Bank of England Chief confirms plans to meet Scottish Government


  By Martin Kelly
The head of the Bank of England has confirmed his office is currently working with officials from the Scottish Government in order to arrange a meeting with Scottish ministers.
Appearing in front of the Westminster Treasury Select Committee, Mark Carney was asked if there were any plans to speak to the Scottish Government when he visits Scotland on January 29th.

The Bank of England Chief confirmed officials from both sides were “working to arrange a meeting”.

Mr Carney said he looked forward to the opportunity and added: “That effort has been ongoing and there is certainly the will on both sides to have a constructive discussion.”

Respected in the world of international finance, Carney, who is a Canadian, is the former Governor of the Bank of Canada.  He became Governor of the Bank of England on July 1st last year.

Confirmation that pre-referendum talks will take place between Mr Carney and the Scottish Government follows an announcement this week by the UK Treasury that it will take full responsibility for the total UK debt in the event of Scottish independence.

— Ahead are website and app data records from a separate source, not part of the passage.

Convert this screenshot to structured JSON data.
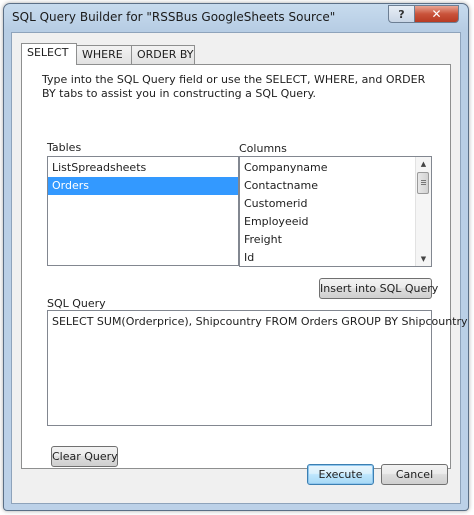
{
  "window": {
    "title": "SQL Query Builder for \"RSSBus GoogleSheets Source\"",
    "help_label": "?",
    "close_label": "✕"
  },
  "tabs": [
    {
      "label": "SELECT",
      "active": true
    },
    {
      "label": "WHERE",
      "active": false
    },
    {
      "label": "ORDER BY",
      "active": false
    }
  ],
  "select_tab": {
    "description": "Type into the SQL Query field or use the SELECT, WHERE, and ORDER BY tabs to assist you in constructing a SQL Query.",
    "tables_label": "Tables",
    "tables": [
      {
        "name": "ListSpreadsheets",
        "selected": false
      },
      {
        "name": "Orders",
        "selected": true
      }
    ],
    "columns_label": "Columns",
    "columns": [
      "Companyname",
      "Contactname",
      "Customerid",
      "Employeeid",
      "Freight",
      "Id"
    ],
    "insert_button_label": "Insert into SQL Query",
    "sql_query_label": "SQL Query",
    "sql_query_value": "SELECT SUM(Orderprice), Shipcountry FROM Orders GROUP BY Shipcountry",
    "clear_button_label": "Clear Query"
  },
  "footer": {
    "execute_label": "Execute",
    "cancel_label": "Cancel"
  },
  "colors": {
    "selection": "#3399ff",
    "close_button": "#c9533a",
    "frame": "#bcd1e8"
  }
}
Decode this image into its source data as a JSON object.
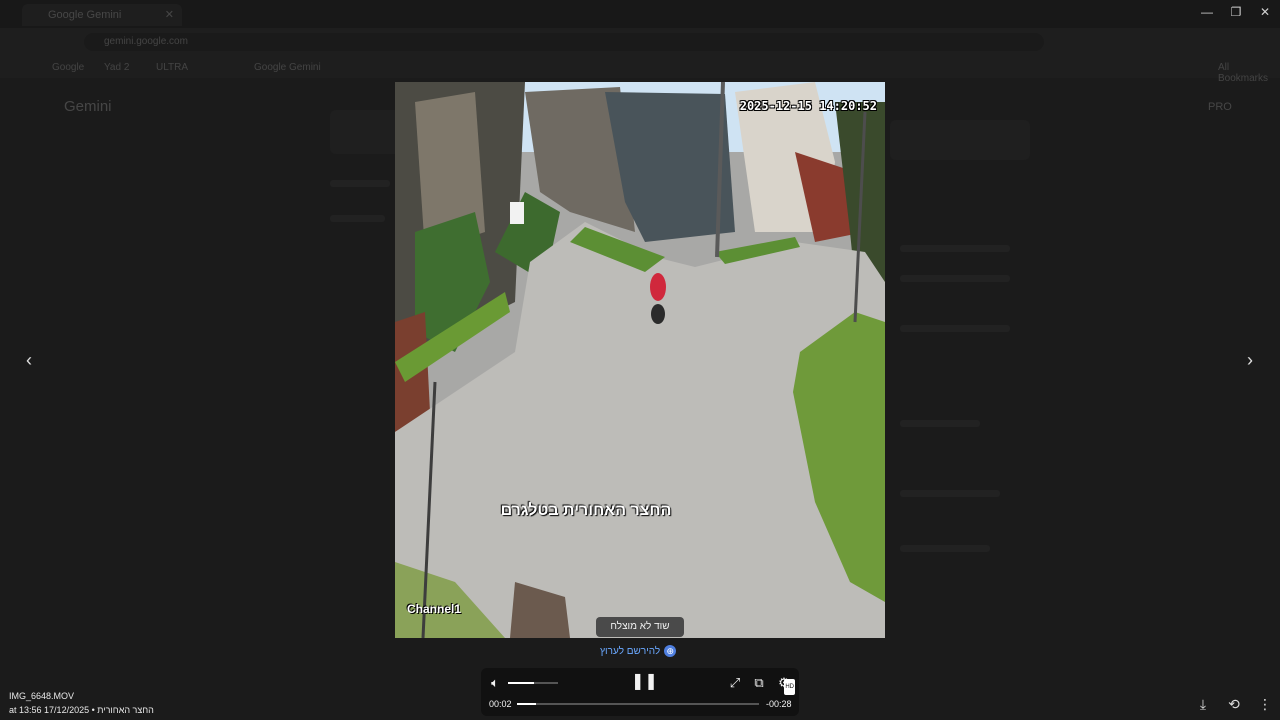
{
  "browser": {
    "tab_title": "Google Gemini",
    "url": "gemini.google.com",
    "bookmarks": [
      "Google",
      "Yad 2",
      "ULTRA",
      "Google Gemini"
    ],
    "all_bookmarks": "All Bookmarks",
    "app_title": "Gemini",
    "user_label": "PRO"
  },
  "viewer": {
    "video_timestamp": "2025-12-15 14:20:52",
    "video_channel": "Channel1",
    "video_caption": "החצר האחורית בטלגרם",
    "tooltip": "שוד לא מוצלח",
    "sign_in_link": "להירשם לערוץ",
    "controls": {
      "current_time": "00:02",
      "remaining_time": "-00:28",
      "progress": 0.08,
      "volume": 0.52,
      "quality_badge": "HD"
    },
    "file": {
      "name": "IMG_6648.MOV",
      "meta": "החצר האחורית • 17/12/2025 at 13:56"
    }
  },
  "colors": {
    "overlay_bg": "#1b1b1b",
    "link": "#6aa8ff",
    "controls_bg": "#111111"
  }
}
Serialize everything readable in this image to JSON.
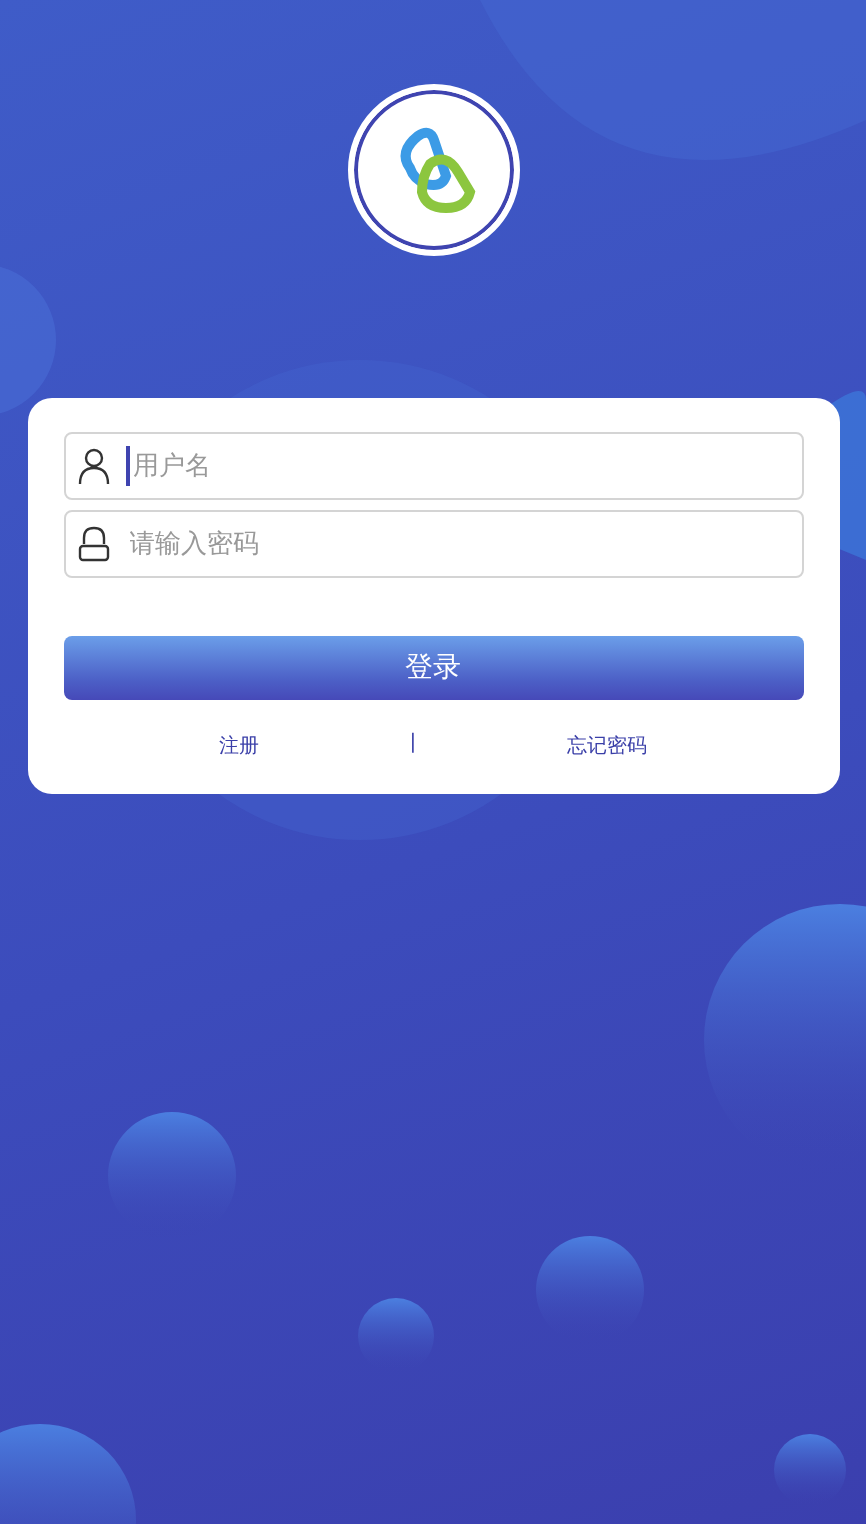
{
  "login_form": {
    "username": {
      "placeholder": "用户名",
      "focused": true
    },
    "password": {
      "placeholder": "请输入密码"
    },
    "submit": {
      "label": "登录"
    },
    "links": [
      {
        "label": "注册"
      },
      {
        "label": "忘记密码"
      }
    ],
    "link_separator": "|"
  }
}
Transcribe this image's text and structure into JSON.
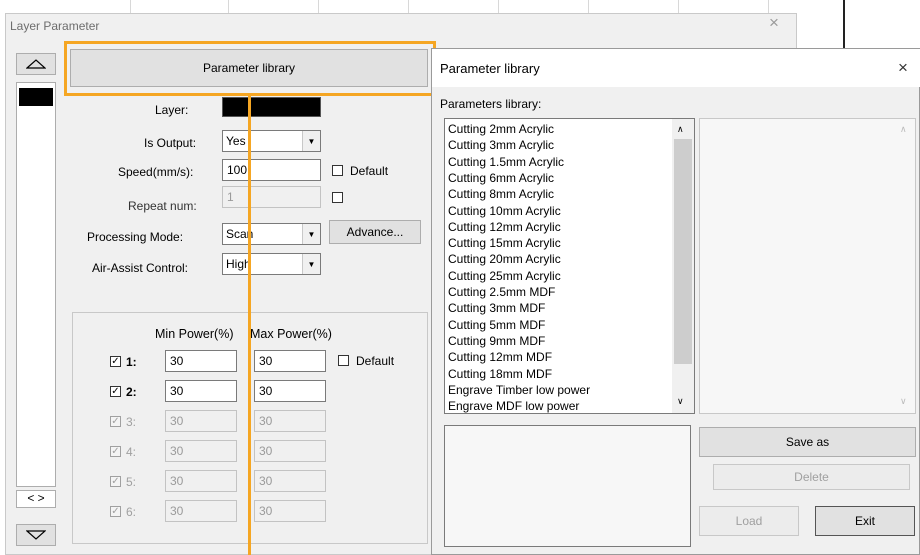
{
  "layer_parameter": {
    "title": "Layer Parameter",
    "close_glyph": "×",
    "parameter_library_button": "Parameter library",
    "layer_label": "Layer:",
    "is_output_label": "Is Output:",
    "is_output_value": "Yes",
    "speed_label": "Speed(mm/s):",
    "speed_value": "100",
    "speed_default_label": "Default",
    "repeat_label": "Repeat num:",
    "repeat_value": "1",
    "processing_mode_label": "Processing Mode:",
    "processing_mode_value": "Scan",
    "advance_button": "Advance...",
    "air_assist_label": "Air-Assist Control:",
    "air_assist_value": "High",
    "min_power_header": "Min Power(%)",
    "max_power_header": "Max Power(%)",
    "power_default_label": "Default",
    "power_rows": [
      {
        "label": "1:",
        "checked": true,
        "enabled": true,
        "min": "30",
        "max": "30"
      },
      {
        "label": "2:",
        "checked": true,
        "enabled": true,
        "min": "30",
        "max": "30"
      },
      {
        "label": "3:",
        "checked": true,
        "enabled": false,
        "min": "30",
        "max": "30"
      },
      {
        "label": "4:",
        "checked": true,
        "enabled": false,
        "min": "30",
        "max": "30"
      },
      {
        "label": "5:",
        "checked": true,
        "enabled": false,
        "min": "30",
        "max": "30"
      },
      {
        "label": "6:",
        "checked": true,
        "enabled": false,
        "min": "30",
        "max": "30"
      }
    ],
    "layer_list_nav": "< >",
    "layer_color": "#000000"
  },
  "parameter_library": {
    "title": "Parameter library",
    "close_glyph": "×",
    "list_label": "Parameters library:",
    "items": [
      "Cutting 2mm Acrylic",
      "Cutting 3mm Acrylic",
      "Cutting 1.5mm Acrylic",
      "Cutting 6mm Acrylic",
      "Cutting 8mm Acrylic",
      "Cutting 10mm Acrylic",
      "Cutting 12mm Acrylic",
      "Cutting 15mm Acrylic",
      "Cutting 20mm Acrylic",
      "Cutting 25mm Acrylic",
      "Cutting 2.5mm MDF",
      "Cutting 3mm MDF",
      "Cutting 5mm MDF",
      "Cutting 9mm MDF",
      "Cutting 12mm MDF",
      "Cutting 18mm MDF",
      "Engrave Timber low power",
      "Engrave MDF low power"
    ],
    "save_as_button": "Save as",
    "delete_button": "Delete",
    "load_button": "Load",
    "exit_button": "Exit"
  },
  "colors": {
    "highlight": "#f5a623"
  }
}
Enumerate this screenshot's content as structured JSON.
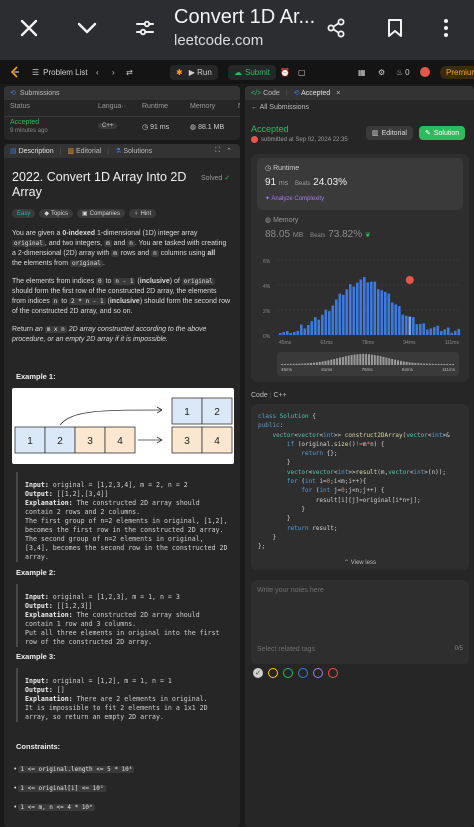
{
  "browser": {
    "title": "Convert 1D Ar...",
    "url": "leetcode.com"
  },
  "toolbar": {
    "problem_list": "Problem List",
    "run": "Run",
    "submit": "Submit",
    "streak": "0",
    "premium": "Premium"
  },
  "submissions_panel": {
    "title": "Submissions",
    "columns": [
      "Status",
      "Langua··",
      "Runtime",
      "Memory",
      "N"
    ],
    "row": {
      "status": "Accepted",
      "time": "9 minutes ago",
      "lang": "C++",
      "runtime": "91 ms",
      "memory": "88.1 MB"
    }
  },
  "desc_tabs": [
    "Description",
    "Editorial",
    "Solutions"
  ],
  "problem": {
    "title_line1": "2022. Convert 1D Array Into 2D",
    "title_line2": "Array",
    "solved": "Solved",
    "tags": [
      "Easy",
      "Topics",
      "Companies",
      "Hint"
    ],
    "p1": [
      "You are given a ",
      "0-indexed",
      " 1-dimensional (1D) integer array"
    ],
    "p1b": [
      "original",
      ", and two integers, ",
      "m",
      " and ",
      "n",
      ". You are tasked with creating"
    ],
    "p1c": [
      "a 2-dimensional (2D) array with ",
      "m",
      " rows and ",
      "n",
      " columns using ",
      "all"
    ],
    "p1d": [
      "the elements from ",
      "original",
      "."
    ],
    "p2": [
      "The elements from indices ",
      "0",
      " to ",
      "n - 1",
      " (",
      "inclusive",
      ") of ",
      "original"
    ],
    "p2b": "should form the first row of the constructed 2D array, the elements",
    "p2c": [
      "from indices ",
      "n",
      " to ",
      "2 * n - 1",
      " (",
      "inclusive",
      ") should form the second row"
    ],
    "p2d": "of the constructed 2D array, and so on.",
    "p3a": [
      "Return ",
      "an ",
      "m x n",
      " 2D array constructed according to the above"
    ],
    "p3b": "procedure, or an empty 2D array if it is impossible.",
    "example1_title": "Example 1:",
    "diagram_left": [
      "1",
      "2",
      "3",
      "4"
    ],
    "diagram_right": [
      "1",
      "2",
      "3",
      "4"
    ],
    "ex1": {
      "input_label": "Input:",
      "input": " original = [1,2,3,4], m = 2, n = 2",
      "output_label": "Output:",
      "output": " [[1,2],[3,4]]",
      "expl_label": "Explanation:",
      "expl1": " The constructed 2D array should",
      "lines": [
        "contain 2 rows and 2 columns.",
        "The first group of n=2 elements in original, [1,2],",
        "becomes the first row in the constructed 2D array.",
        "The second group of n=2 elements in original,",
        "[3,4], becomes the second row in the constructed 2D",
        "array."
      ]
    },
    "example2_title": "Example 2:",
    "ex2": {
      "input_label": "Input:",
      "input": " original = [1,2,3], m = 1, n = 3",
      "output_label": "Output:",
      "output": " [[1,2,3]]",
      "expl_label": "Explanation:",
      "expl1": " The constructed 2D array should",
      "lines": [
        "contain 1 row and 3 columns.",
        "Put all three elements in original into the first",
        "row of the constructed 2D array."
      ]
    },
    "example3_title": "Example 3:",
    "ex3": {
      "input_label": "Input:",
      "input": " original = [1,2], m = 1, n = 1",
      "output_label": "Output:",
      "output": " []",
      "expl_label": "Explanation:",
      "expl1": " There are 2 elements in original.",
      "lines": [
        "It is impossible to fit 2 elements in a 1x1 2D",
        "array, so return an empty 2D array."
      ]
    },
    "constraints_title": "Constraints:",
    "constraints": [
      "1 <= original.length <= 5 * 10⁴",
      "1 <= original[i] <= 10⁵",
      "1 <= m, n <= 4 * 10⁴"
    ]
  },
  "right_tabs": {
    "code": "Code",
    "accepted": "Accepted"
  },
  "result": {
    "back": "All Submissions",
    "status": "Accepted",
    "submitted": "submitted at Sep 02, 2024 22:35",
    "editorial": "Editorial",
    "solution": "Solution",
    "runtime_label": "Runtime",
    "runtime_value": "91",
    "runtime_unit": "ms",
    "beats_label": "Beats",
    "runtime_beats": "24.03%",
    "analyze": "Analyze Complexity",
    "memory_label": "Memory",
    "memory_value": "88.05",
    "memory_unit": "MB",
    "memory_beats": "73.82%",
    "y_ticks": [
      "6%",
      "4%",
      "2%",
      "0%"
    ],
    "x_ticks": [
      "45ms",
      "61ms",
      "78ms",
      "94ms",
      "111ms"
    ],
    "mini_ticks": [
      "45ms",
      "61ms",
      "78ms",
      "94ms",
      "111ms"
    ]
  },
  "code_section": {
    "label": "Code",
    "lang": "C++",
    "view_less": "View less"
  },
  "notes": {
    "placeholder": "Write your notes here",
    "tags_placeholder": "Select related tags",
    "count": "0/5"
  },
  "colors": {
    "accent_green": "#2cbb5d",
    "leetcode_orange": "#ffa116",
    "bar_blue": "#3d7ae0",
    "bar_highlight": "#7ea7ef"
  }
}
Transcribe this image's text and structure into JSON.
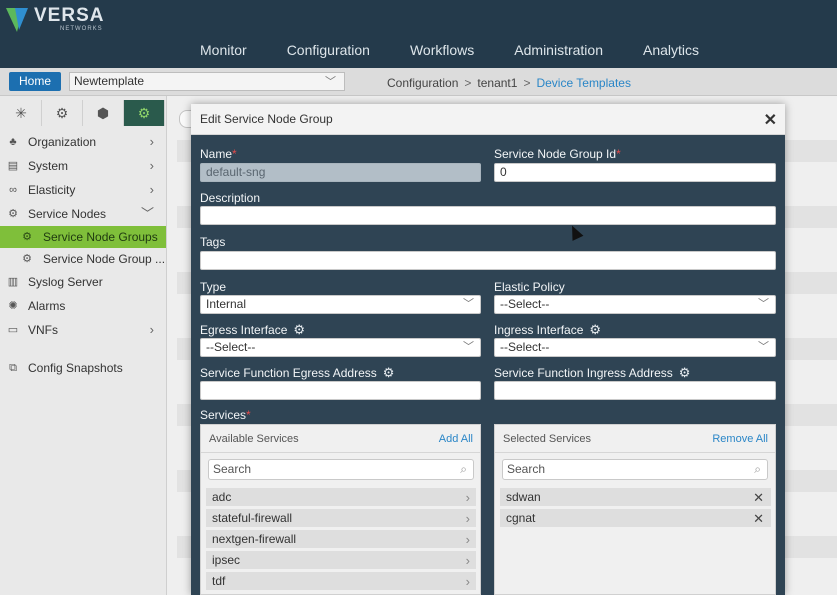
{
  "brand": {
    "name": "VERSA",
    "sub": "NETWORKS"
  },
  "topnav": [
    "Monitor",
    "Configuration",
    "Workflows",
    "Administration",
    "Analytics"
  ],
  "subbar": {
    "home": "Home",
    "template": "Newtemplate",
    "breadcrumb": {
      "c1": "Configuration",
      "sep": ">",
      "c2": "tenant1",
      "c3": "Device Templates"
    }
  },
  "sidebar": {
    "items": [
      {
        "label": "Organization",
        "icon": "org-icon"
      },
      {
        "label": "System",
        "icon": "system-icon"
      },
      {
        "label": "Elasticity",
        "icon": "elasticity-icon"
      },
      {
        "label": "Service Nodes",
        "icon": "service-nodes-icon"
      },
      {
        "label": "Service Node Groups",
        "icon": "gears-icon"
      },
      {
        "label": "Service Node Group ...",
        "icon": "gears-icon"
      },
      {
        "label": "Syslog Server",
        "icon": "syslog-icon"
      },
      {
        "label": "Alarms",
        "icon": "alarm-icon"
      },
      {
        "label": "VNFs",
        "icon": "vnf-icon"
      },
      {
        "label": "Config Snapshots",
        "icon": "snapshot-icon"
      }
    ]
  },
  "modal": {
    "title": "Edit Service Node Group",
    "name_label": "Name",
    "name_value": "default-sng",
    "id_label": "Service Node Group Id",
    "id_value": "0",
    "description_label": "Description",
    "description_value": "",
    "tags_label": "Tags",
    "tags_value": "",
    "type_label": "Type",
    "type_value": "Internal",
    "elastic_label": "Elastic Policy",
    "elastic_value": "--Select--",
    "egress_label": "Egress Interface",
    "egress_value": "--Select--",
    "ingress_label": "Ingress Interface",
    "ingress_value": "--Select--",
    "sf_egress_label": "Service Function Egress Address",
    "sf_egress_value": "",
    "sf_ingress_label": "Service Function Ingress Address",
    "sf_ingress_value": "",
    "services_label": "Services",
    "available": {
      "title": "Available Services",
      "action": "Add All",
      "search_placeholder": "Search",
      "items": [
        "adc",
        "stateful-firewall",
        "nextgen-firewall",
        "ipsec",
        "tdf"
      ]
    },
    "selected": {
      "title": "Selected Services",
      "action": "Remove All",
      "search_placeholder": "Search",
      "items": [
        "sdwan",
        "cgnat"
      ]
    }
  },
  "colors": {
    "header": "#243a4b",
    "modal": "#2f4454",
    "accent": "#7fbf3a",
    "link": "#2a86c7"
  }
}
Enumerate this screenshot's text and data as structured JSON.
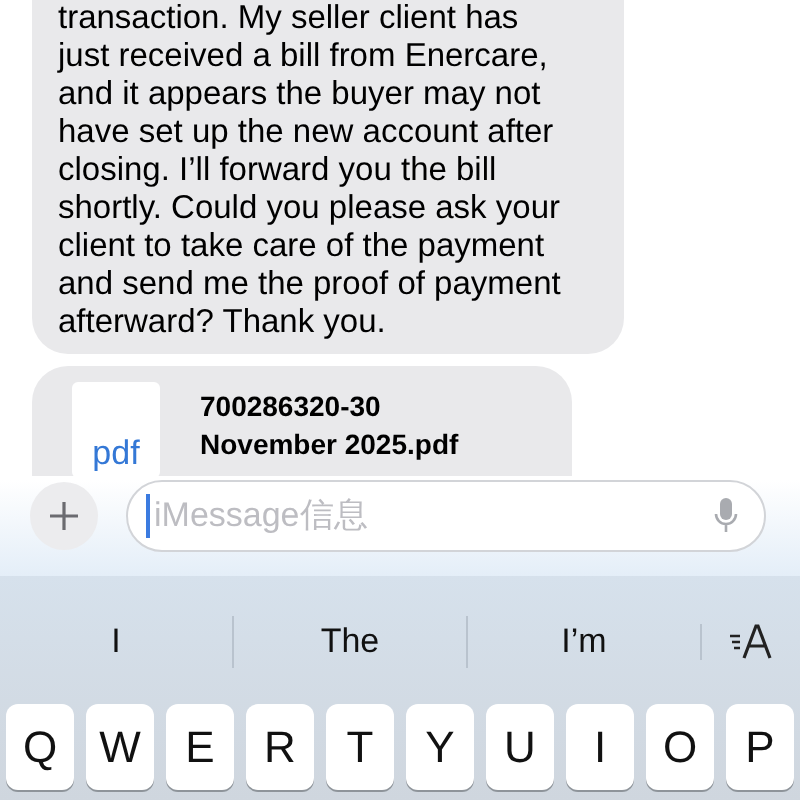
{
  "message": {
    "lines": [
      "transaction. My seller client has",
      "just received a bill from Enercare,",
      "and it appears the buyer may not",
      "have set up the new account after",
      "closing. I’ll forward you the bill",
      "shortly. Could you please ask your",
      "client to take care of the payment",
      "and send me the proof of payment",
      "afterward? Thank you."
    ]
  },
  "attachment": {
    "type_label": "pdf",
    "lines": [
      "700286320-30",
      "November 2025.pdf"
    ]
  },
  "composer": {
    "placeholder": "iMessage信息"
  },
  "suggestions": [
    "I",
    "The",
    "I’m"
  ],
  "keys": [
    "Q",
    "W",
    "E",
    "R",
    "T",
    "Y",
    "U",
    "I",
    "O",
    "P"
  ]
}
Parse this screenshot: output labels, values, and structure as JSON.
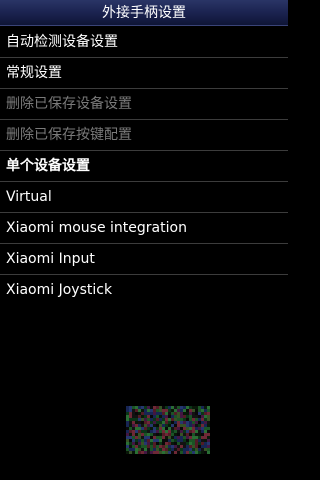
{
  "header": {
    "title": "外接手柄设置"
  },
  "menu": {
    "items": [
      {
        "label": "自动检测设备设置",
        "state": "enabled"
      },
      {
        "label": "常规设置",
        "state": "enabled"
      },
      {
        "label": "删除已保存设备设置",
        "state": "disabled"
      },
      {
        "label": "删除已保存按键配置",
        "state": "disabled"
      },
      {
        "label": "单个设备设置",
        "state": "section-header"
      },
      {
        "label": "Virtual",
        "state": "enabled"
      },
      {
        "label": "Xiaomi mouse integration",
        "state": "enabled"
      },
      {
        "label": "Xiaomi Input",
        "state": "enabled"
      },
      {
        "label": "Xiaomi Joystick",
        "state": "enabled"
      }
    ]
  },
  "colors": {
    "background": "#000000",
    "titlebar": "#1b2350",
    "text": "#ffffff",
    "disabled_text": "#7a7a7a",
    "divider": "#3c3c3c"
  }
}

The news, which means the rest of the UK is legally responsible for all of the £1.4 trillion of debt racked up by successive Westminster Governments, placed the issue of currency at the top of the independence debate. 

The Scottish Government has argued that a currency union between the rest of the UK and a newly independent Scotland is the most practical solution to the issues surrounding the debt legacy.  First Minister Alex Salmond has pledged Scotland will repay its share of the debt, but has insisted that a share of assets must also be included in any agreement.

The Bank of England also owns around one third of the UK’s national debt.  This debt, will argue the Scottish Government, is an asset to which Scotland is entitled a proportionate share.

Such a situation would leave an independent Scotland being owed billions of pounds by the remainder of the UK and could, in the absence of a currency union, prove problematic for a future Westminster Government.